Last year, the U.S. Food and Drug Administration warned against using quinine as an antidote for night-time leg muscle cramps or "restless legs," said Patel. The FDA reported "adverse events with serious outcomes … including 93 deaths" in people who used the remedy. And it wasn't the first time health officials have expressed concerns about quinine. The substance is linked to bleeding and an irregular heart rate. Quinine is only FDA-approved for use as a malaria treatment.
Now, a new study by French researchers has found that in patients who took quinine pills for muscle cramps, there was an increased risk of death.
Dr. Laurence Fardet and colleagues from the Universite Paris Est Creteil looked at long-term outcomes in more than 175,000 adults with muscle cramps, using information from a large U.K. primary care database.
They analyzed data on individuals who had taken 100 milligrams of quinine salt per day or more, and who had used the pills for at least one year between January 1990 and December 2014, and compared them to a larger group of patients who had not used quinine. The follow-up period was about 5.7 years.
Death rates among quinine-takers were higher over time. There were 11,598 deaths (4.2 per 100 person-years) among the 44,699 participants who took quinine compared with 26,753 deaths (3.2 per 100 person-years) among the 130,496 people who didn't take the pills.
People under age 50 who took the drug faced a greater increase in risk of death than older patients, according to the study, published in the letters section of JAMA, the Journal of the American Medical Association.
"The benefits of quinine in reducing cramps should be balanced against the risks," the authors wrote.
Patel, who was not involved in the study, said patients who drink beverages with quinine – such as bitter lemon or tonic water – aren't likely getting as much as the patients in the study who took the pills.
The FDA only allows 83 milligrams of quinine per liter bottle of tonic or quinine water.

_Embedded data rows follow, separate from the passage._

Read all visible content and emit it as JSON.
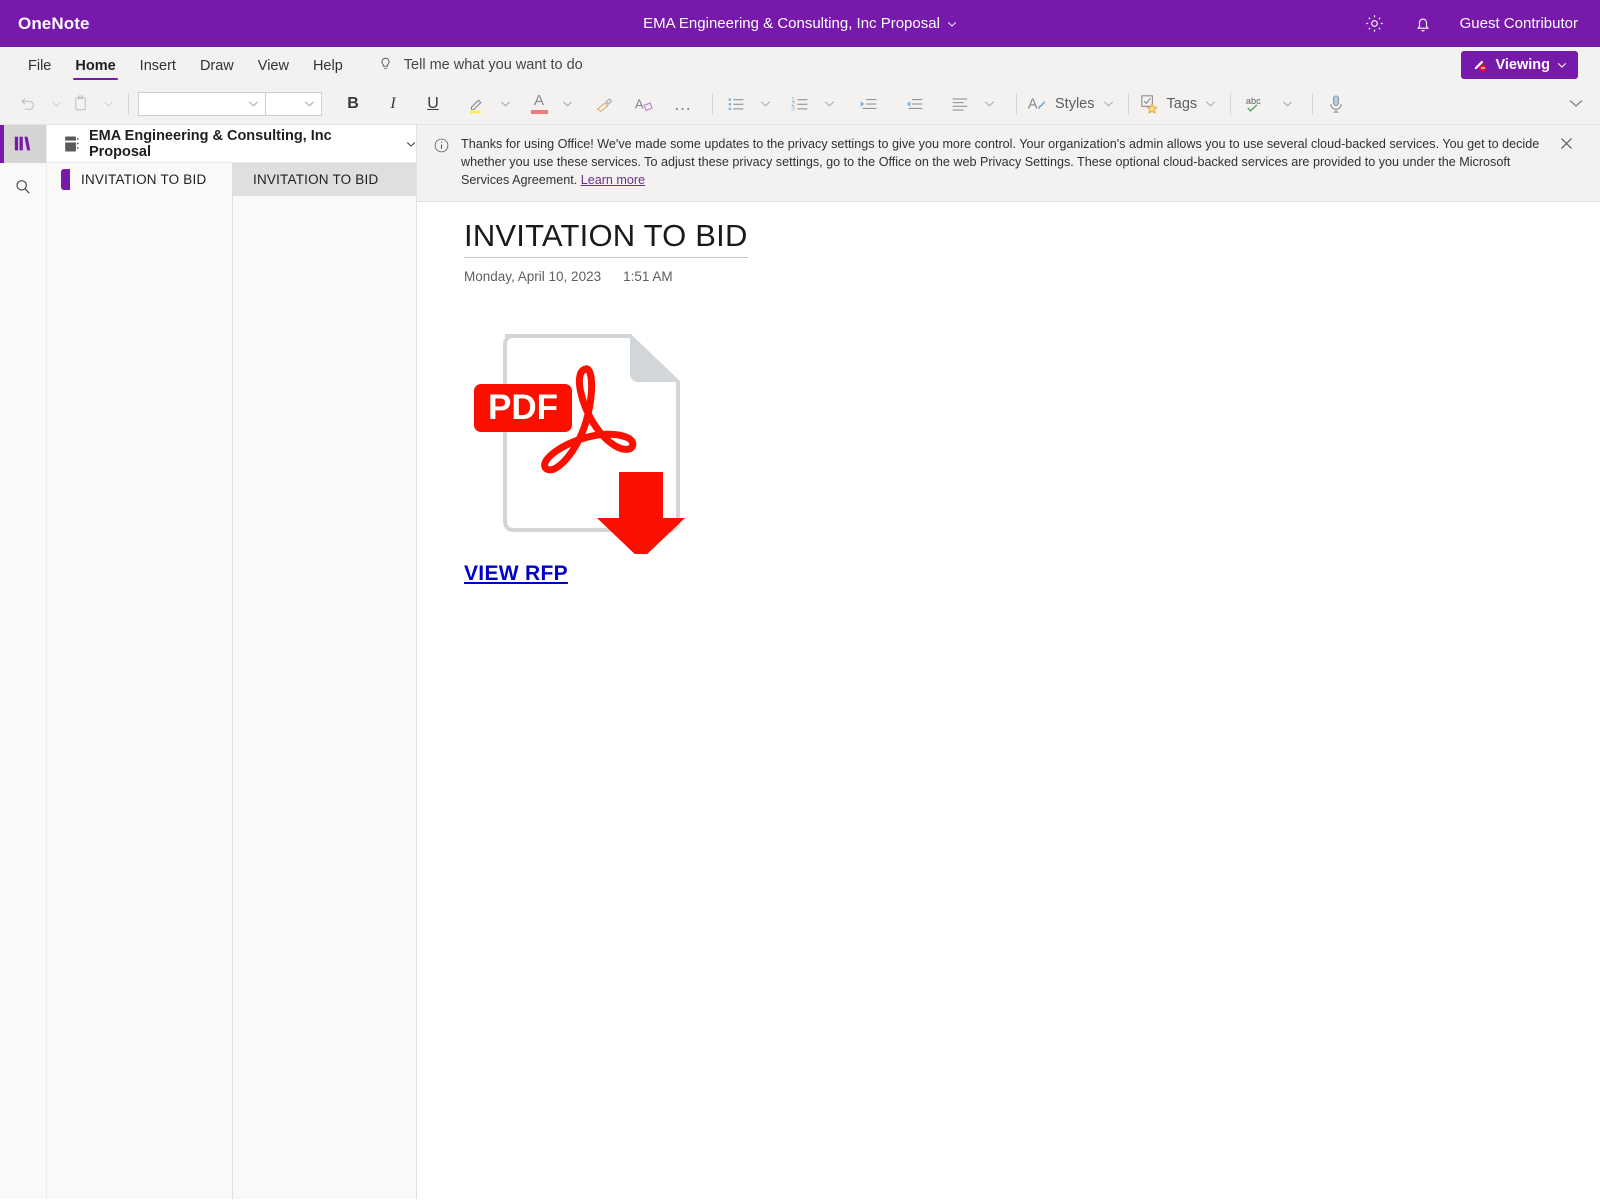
{
  "titlebar": {
    "app_name": "OneNote",
    "doc_title": "EMA Engineering & Consulting, Inc Proposal",
    "settings_icon": "gear-icon",
    "notifications_icon": "bell-icon",
    "user": "Guest Contributor",
    "accent_color": "#7719aa"
  },
  "ribbon": {
    "tabs": [
      {
        "label": "File",
        "active": false
      },
      {
        "label": "Home",
        "active": true
      },
      {
        "label": "Insert",
        "active": false
      },
      {
        "label": "Draw",
        "active": false
      },
      {
        "label": "View",
        "active": false
      },
      {
        "label": "Help",
        "active": false
      }
    ],
    "tell_me": "Tell me what you want to do",
    "tell_me_icon": "lightbulb-icon",
    "mode_button": {
      "label": "Viewing",
      "icon": "pen-disabled-icon",
      "color": "#7719aa"
    },
    "collapse_icon": "chevron-down-icon"
  },
  "toolbar": {
    "undo": "undo-icon",
    "paste": "paste-icon",
    "font_name": "",
    "font_size": "",
    "bold": "B",
    "italic": "I",
    "underline": "U",
    "highlight": "highlighter-icon",
    "highlight_color": "#ffec3d",
    "font_color": "A",
    "font_color_swatch": "#ef7b7b",
    "format_painter": "format-painter-icon",
    "clear_formatting": "clear-formatting-icon",
    "more": "…",
    "bullets": "bulleted-list-icon",
    "numbering": "numbered-list-icon",
    "decrease_indent": "decrease-indent-icon",
    "increase_indent": "increase-indent-icon",
    "align": "align-icon",
    "styles": "Styles",
    "styles_icon": "styles-icon",
    "tags": "Tags",
    "tags_icon": "tag-star-icon",
    "spelling": "abc",
    "spelling_icon": "spellcheck-icon",
    "dictate": "microphone-icon"
  },
  "rail": {
    "notebook_icon": "notebook-list-icon",
    "search_icon": "search-icon"
  },
  "nav": {
    "notebook_name": "EMA Engineering & Consulting, Inc Proposal",
    "notebook_icon": "notebook-icon",
    "sections": [
      {
        "name": "INVITATION TO BID",
        "selected": true
      }
    ],
    "pages": [
      {
        "name": "INVITATION TO BID",
        "selected": true
      }
    ]
  },
  "banner": {
    "icon": "info-icon",
    "text": "Thanks for using Office! We've made some updates to the privacy settings to give you more control. Your organization's admin allows you to use several cloud-backed services. You get to decide whether you use these services. To adjust these privacy settings, go to the Office on the web Privacy Settings. These optional cloud-backed services are provided to you under the Microsoft Services Agreement. ",
    "link": "Learn more",
    "close_icon": "close-icon"
  },
  "page": {
    "title": "INVITATION TO BID",
    "date": "Monday, April 10, 2023",
    "time": "1:51 AM",
    "attachment": {
      "icon": "pdf-download-icon",
      "badge": "PDF",
      "badge_color": "#fa0f00",
      "link_label": "VIEW RFP",
      "link_color": "#0000cd"
    }
  }
}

That comes out to be about 20 milligrams of quinine per 8-ounce glass.
"You'd have to drink over a liter a day to consume 100 milligrams of quinine," she said.
People with leg cramps should still consult their doctor before self-medicating with quinine-laced beverages or any other form of quinine, especially heart patients.
"It's a common complaint, but it's not a good idea to start treating yourself by taking quinine," she said.
Also, leg muscle cramps may be a sign of other health issues, so it's important to get a full work-up to figure out why the cramps are happening.
"It's very rare that patients have isolated muscle cramps and no other symptoms," Patel said.
A Harvard Medical School article published earlier this year explained that leg cramps are "muscle spasms caused by 'mini-seizures' of motor neurons,'" the nerves that help make muscles contract.
They can occur in people with musculoskeletal problems like flat feet or high arches; metabolic disorders such as diabetes; thyroid issues; vascular problems' side effects from certain medications; or neurological conditions such as Parkinson's. Leg cramps are also sometimes chalked up to dehydration and electrolyte imbalance.
Stretching exercises may ease cramps, and taking a vitamin B complex may also help. Patients can also talk with their doctors about taking a calcium-channel blocker called diltiazem (Cardizem, Dilacor XR), the Harvard article said. But magnesium supplements and gapapentin (Neurontin) aren't likely to help, according to Harvard experts.